DATA FOR THIS EXERCISE: Begin

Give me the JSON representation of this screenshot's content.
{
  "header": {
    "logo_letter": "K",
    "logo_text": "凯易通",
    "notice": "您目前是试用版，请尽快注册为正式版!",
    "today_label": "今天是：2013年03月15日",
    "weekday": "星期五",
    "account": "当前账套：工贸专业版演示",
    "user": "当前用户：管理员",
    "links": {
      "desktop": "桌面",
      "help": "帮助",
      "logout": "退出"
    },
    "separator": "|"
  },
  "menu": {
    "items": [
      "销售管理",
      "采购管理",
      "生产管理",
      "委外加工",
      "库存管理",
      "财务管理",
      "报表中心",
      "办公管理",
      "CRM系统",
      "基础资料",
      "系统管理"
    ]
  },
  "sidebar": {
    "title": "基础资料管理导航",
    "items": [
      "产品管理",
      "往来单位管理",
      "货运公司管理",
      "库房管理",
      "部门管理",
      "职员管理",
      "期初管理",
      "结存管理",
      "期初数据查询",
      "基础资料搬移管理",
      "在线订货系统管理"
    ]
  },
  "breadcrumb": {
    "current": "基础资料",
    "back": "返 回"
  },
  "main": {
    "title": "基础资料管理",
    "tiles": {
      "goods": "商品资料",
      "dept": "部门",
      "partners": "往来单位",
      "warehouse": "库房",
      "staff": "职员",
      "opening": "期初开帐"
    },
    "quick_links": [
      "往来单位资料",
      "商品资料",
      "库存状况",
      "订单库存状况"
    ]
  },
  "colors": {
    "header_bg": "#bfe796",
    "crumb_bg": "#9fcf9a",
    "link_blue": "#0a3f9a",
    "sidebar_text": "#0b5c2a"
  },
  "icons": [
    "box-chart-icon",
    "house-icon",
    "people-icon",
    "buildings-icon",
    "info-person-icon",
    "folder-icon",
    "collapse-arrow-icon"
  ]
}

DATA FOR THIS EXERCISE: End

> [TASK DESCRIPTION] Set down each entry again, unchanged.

> [OUTPUT OF THE EXERCISE]
Give me the JSON representation of this screenshot's content.
{
  "header": {
    "logo_letter": "K",
    "logo_text": "凯易通",
    "notice": "您目前是试用版，请尽快注册为正式版!",
    "today_label": "今天是：2013年03月15日",
    "weekday": "星期五",
    "account": "当前账套：工贸专业版演示",
    "user": "当前用户：管理员",
    "links": {
      "desktop": "桌面",
      "help": "帮助",
      "logout": "退出"
    },
    "separator": "|"
  },
  "menu": {
    "items": [
      "销售管理",
      "采购管理",
      "生产管理",
      "委外加工",
      "库存管理",
      "财务管理",
      "报表中心",
      "办公管理",
      "CRM系统",
      "基础资料",
      "系统管理"
    ]
  },
  "sidebar": {
    "title": "基础资料管理导航",
    "items": [
      "产品管理",
      "往来单位管理",
      "货运公司管理",
      "库房管理",
      "部门管理",
      "职员管理",
      "期初管理",
      "结存管理",
      "期初数据查询",
      "基础资料搬移管理",
      "在线订货系统管理"
    ]
  },
  "breadcrumb": {
    "current": "基础资料",
    "back": "返 回"
  },
  "main": {
    "title": "基础资料管理",
    "tiles": {
      "goods": "商品资料",
      "dept": "部门",
      "partners": "往来单位",
      "warehouse": "库房",
      "staff": "职员",
      "opening": "期初开帐"
    },
    "quick_links": [
      "往来单位资料",
      "商品资料",
      "库存状况",
      "订单库存状况"
    ]
  },
  "colors": {
    "header_bg": "#bfe796",
    "crumb_bg": "#9fcf9a",
    "link_blue": "#0a3f9a",
    "sidebar_text": "#0b5c2a"
  },
  "icons": [
    "box-chart-icon",
    "house-icon",
    "people-icon",
    "buildings-icon",
    "info-person-icon",
    "folder-icon",
    "collapse-arrow-icon"
  ]
}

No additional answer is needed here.